## AVAILABLE RECORDS:
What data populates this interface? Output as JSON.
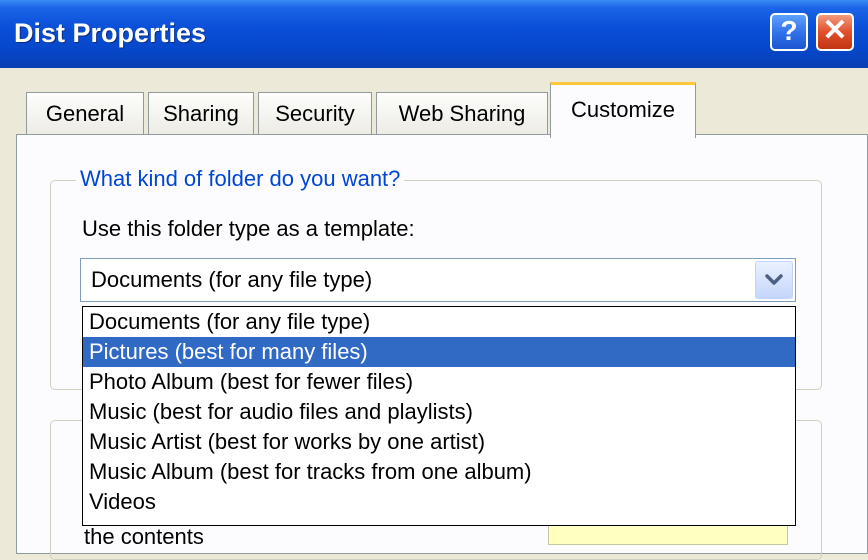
{
  "window": {
    "title": "Dist Properties",
    "help_label": "?",
    "close_label": "✕"
  },
  "tabs": [
    {
      "label": "General"
    },
    {
      "label": "Sharing"
    },
    {
      "label": "Security"
    },
    {
      "label": "Web Sharing"
    },
    {
      "label": "Customize",
      "active": true
    }
  ],
  "group": {
    "legend": "What kind of folder do you want?",
    "template_label": "Use this folder type as a template:",
    "selected_value": "Documents (for any file type)"
  },
  "dropdown": {
    "options": [
      "Documents (for any file type)",
      "Pictures (best for many files)",
      "Photo Album (best for fewer files)",
      "Music (best for audio files and playlists)",
      "Music Artist (best for works by one artist)",
      "Music Album (best for tracks from one album)",
      "Videos"
    ],
    "highlighted_index": 1
  },
  "partial_text": "the contents",
  "icons": {
    "dropdown": "chevron-down-icon"
  },
  "colors": {
    "title_bar": "#0a4fd8",
    "highlight": "#316ac5",
    "legend": "#0046d5",
    "active_tab_accent": "#ffc83c"
  }
}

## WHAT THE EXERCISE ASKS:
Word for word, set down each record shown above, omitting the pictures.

## RESPONSE AREA:
What data populates this interface? Output as JSON.
{
  "window": {
    "title": "Dist Properties",
    "help_label": "?",
    "close_label": "✕"
  },
  "tabs": [
    {
      "label": "General"
    },
    {
      "label": "Sharing"
    },
    {
      "label": "Security"
    },
    {
      "label": "Web Sharing"
    },
    {
      "label": "Customize",
      "active": true
    }
  ],
  "group": {
    "legend": "What kind of folder do you want?",
    "template_label": "Use this folder type as a template:",
    "selected_value": "Documents (for any file type)"
  },
  "dropdown": {
    "options": [
      "Documents (for any file type)",
      "Pictures (best for many files)",
      "Photo Album (best for fewer files)",
      "Music (best for audio files and playlists)",
      "Music Artist (best for works by one artist)",
      "Music Album (best for tracks from one album)",
      "Videos"
    ],
    "highlighted_index": 1
  },
  "partial_text": "the contents",
  "icons": {
    "dropdown": "chevron-down-icon"
  },
  "colors": {
    "title_bar": "#0a4fd8",
    "highlight": "#316ac5",
    "legend": "#0046d5",
    "active_tab_accent": "#ffc83c"
  }
}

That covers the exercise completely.